Currency Electrification of the BC power grid
By Anna Guy
The heat wave that hit BC in July, 2018 broke more that just temperature records—the record for summer power consumption in BC was also broken when the hourly demand reached more than 7,800 megawatts.
BC Hydro described the event as “a continuation of a trend of higher demand…as a result in climate change.” Reports like this have promoted energy producers to have a good hard look at how they can meet energy demands while still keeping an eye on meeting carbon reduction targets.
B.C. has the advantage of carbon-free, renewable energy resources and is particularly well-suited for clean electrification in particular, an energy source that is the potential solution to reducing GHG levels and reaching BC’s carbon-free targets. In fact, electrification offers the province a critical competitive advantage in the global pursuit of clean growth. After all, the province boasts one of the lowest-carbon electricity grids in North America.
As the voice for renewable energy in the province, Clean Energy BC counts over 125 private sectors and First Nations involved in delivering clean, environmentally responsible electricity to British Columbians, and is spearheading a plan to help BC on track for carbon emission reductions.
In October, 2018, Clean Energy BC released the “Electrification of British Columbia” white paper. The paper clearly outlined that B.C. will not reach its carbon reduction emissions targets if the status quo continues—especially with the addition of LNG Canada’s decision to move ahead with the $40 billion project. By 2050, B.C.’s goal is to reduce carbon emissions from current levels of 62.9 Mt a year to just 13 Mt. According to Clean Energy BC, this can be achieved with clean, renewable electricity.
Jae Mather, Executive Director of Clean Energy BC, calculates the province will require about 50 per cent more electricity production than it has now to meet demand in 2030. Clean Energy BC’s message distilled is this: a huge amount of new power will be needed in order to both support the LNG sector and meet carbon targets.
Clean Energy BC takes a macro view of energy needs. It’s one thing to say an LNG plant will reduce carbon emissions overseas, and it’s another to account for the energy that goes into transportation, distribution, and upstream of the product. Without factoring those things in, no real headway will be made in GHG reduction.
“If the LNG can reduce the carbon emission by 50 per cent but does not consider upstream and transportation, it only ends up being 18 per cent in aggregate reduction,” says Mather. “We need to increase electricity production by 50 per cent by 2030 and 100 per cent by 2050.”
“That is great deal of power, especially with the new LNG industry which is taking shape in BC. If we don’t electrify this industry, it will effectively become impossible to meet our bigger 2050 goals in carbon reduction.”

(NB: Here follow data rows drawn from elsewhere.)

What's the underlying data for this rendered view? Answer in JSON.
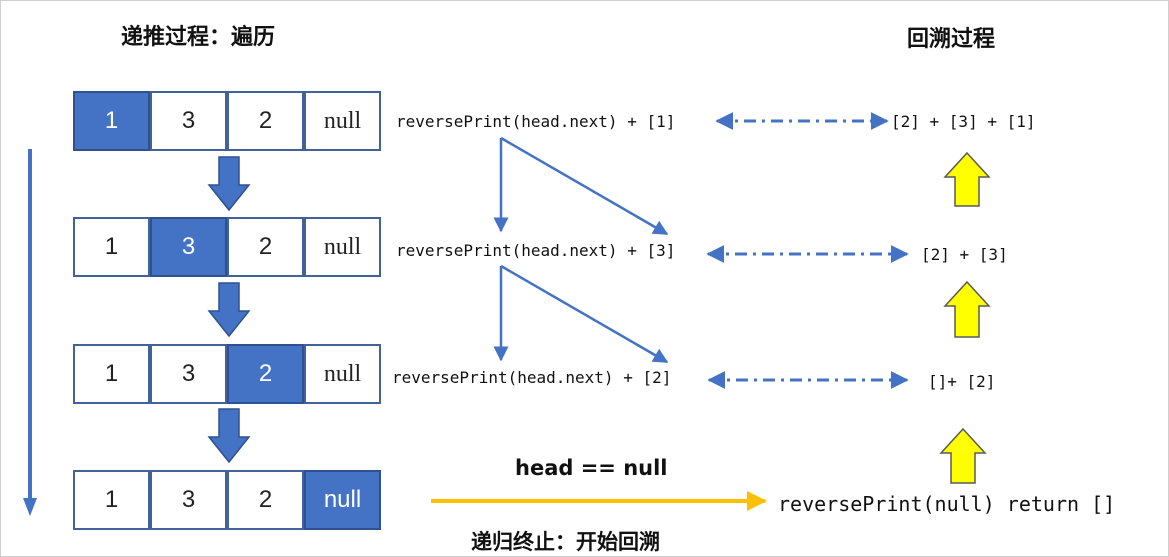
{
  "headings": {
    "left": "递推过程：遍历",
    "right": "回溯过程"
  },
  "rows": [
    {
      "cells": [
        "1",
        "3",
        "2",
        "null"
      ],
      "active": 0,
      "call": "reversePrint(head.next) + [1]",
      "result": "[2] + [3] + [1]"
    },
    {
      "cells": [
        "1",
        "3",
        "2",
        "null"
      ],
      "active": 1,
      "call": "reversePrint(head.next) + [3]",
      "result": "[2] + [3]"
    },
    {
      "cells": [
        "1",
        "3",
        "2",
        "null"
      ],
      "active": 2,
      "call": "reversePrint(head.next) + [2]",
      "result": "[]+ [2]"
    },
    {
      "cells": [
        "1",
        "3",
        "2",
        "null"
      ],
      "active": 3
    }
  ],
  "terminal": {
    "condition": "head == null",
    "caption": "递归终止：开始回溯",
    "call": "reversePrint(null) return []"
  },
  "colors": {
    "blue": "#4472c4",
    "yellow": "#ffff00",
    "orange": "#ffc000"
  }
}
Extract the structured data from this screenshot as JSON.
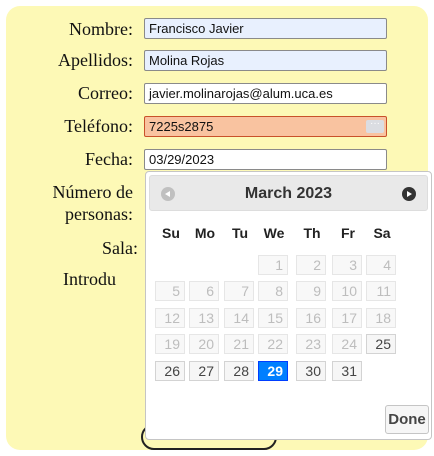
{
  "form": {
    "nombre_label": "Nombre:",
    "nombre_value": "Francisco Javier",
    "apellidos_label": "Apellidos:",
    "apellidos_value": "Molina Rojas",
    "correo_label": "Correo:",
    "correo_value": "javier.molinarojas@alum.uca.es",
    "telefono_label": "Teléfono:",
    "telefono_value": "7225s2875",
    "fecha_label": "Fecha:",
    "fecha_value": "03/29/2023",
    "personas_label_1": "Número de",
    "personas_label_2": "personas:",
    "sala_label": "Sala:",
    "introduce_label": "Introdu",
    "more_icon": "···"
  },
  "datepicker": {
    "title": "March 2023",
    "weekdays": [
      "Su",
      "Mo",
      "Tu",
      "We",
      "Th",
      "Fr",
      "Sa"
    ],
    "weeks": [
      [
        "",
        "",
        "",
        "1",
        "2",
        "3",
        "4"
      ],
      [
        "5",
        "6",
        "7",
        "8",
        "9",
        "10",
        "11"
      ],
      [
        "12",
        "13",
        "14",
        "15",
        "16",
        "17",
        "18"
      ],
      [
        "19",
        "20",
        "21",
        "22",
        "23",
        "24",
        "25"
      ],
      [
        "26",
        "27",
        "28",
        "29",
        "30",
        "31",
        ""
      ]
    ],
    "selected_day": "29",
    "done_label": "Done"
  },
  "colors": {
    "card_bg": "#fdf9b6",
    "error_bg": "#f9c3a0",
    "selected": "#007fff"
  }
}
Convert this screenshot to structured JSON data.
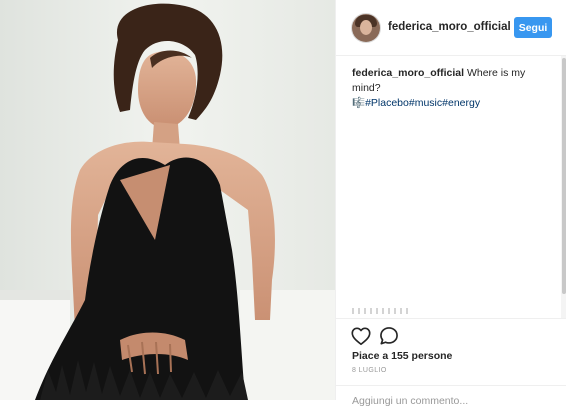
{
  "post": {
    "username": "federica_moro_official",
    "follow_label": "Segui",
    "caption": {
      "username": "federica_moro_official",
      "text": " Where is my mind?",
      "emoji": "🎼",
      "hashtags": [
        "#Placebo",
        "#music",
        "#energy"
      ]
    },
    "likes_text": "Piace a 155 persone",
    "date_text": "8 LUGLIO",
    "comment_placeholder": "Aggiungi un commento..."
  },
  "colors": {
    "follow_button": "#3897f0",
    "hashtag": "#003569",
    "text": "#262626",
    "muted": "#999999"
  },
  "icons": [
    "heart-icon",
    "comment-icon"
  ]
}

Clean Energy BC’s position is that “electrification is the only major current solution,” says Mather. “BC Hydro and the BC Utility Commission’s plans are disjoined because they do not take climate change policy into detailed account.” This is a big part of the reason why the load growth predictions for the province are still fairly low. However, change has already begun.
For one thing, BC is particularly well-suited for clean electrification, and has one of the lowest-carbon electricity grids in North America. “There has never been a better time for low-cost, private-sector clean energy power producers to ensure that the province delivers on its climate change commitments,” Mather says. “At this vital time the clean energy sector can be utilized as a core tool to enable BC to raise up and meet these challenges head-on.”
Opportunity for Increased Electrification
The numbers detailed in the White Paper were even surprising to the clean energy industry, but they feel that information and instruction are tools to help the government, the private sector, and Indigenous communities work cohesively toward a clear goal.
“The province’s independent private sector power producers are ideally positioned to deliver the infrastructure needed to provide this electricity; including that needed to electrify the natural gas sector and proposed LNG industry,” say Mather. “These companies build projects for 25 to 40-year lifespans. Their contributions will ensure British Columbia delivers on its greenhouse gas reduction commitments. Its power generation sector can responsibly and cost- effectively provide the additional renewable electricity that extensive electrification will require.”
As much fiduciary and environmental sense as this plan makes, we cannot act like it is optional, Mather warns. “The cost that climate change is going to unleash on our country are far in excess of anything any industry in our country could ever make in profit. Our relationship with energy has changed and changed forever. We can not afford to miss this opportunity!”
Another impetus for electrification is it overrides economic barriers imposed by companies whose regulations dictate that their partners’ environmental standards align with theirs. Not transitioning to clean energy sources may make it very difficult for companies to operate with places non-compliant with international climate agreements.
Clean Energy BC has laid the foundation. It’s now time for action. “There has never been a better time for low-cost, private-sector clean energy power producers to ensure that the province delivers on its climate change commitments,” says Mather. “At this vital time the clean energy sector can be utilized as a core tool to enable BC to raise up and meet these challenges head-on.”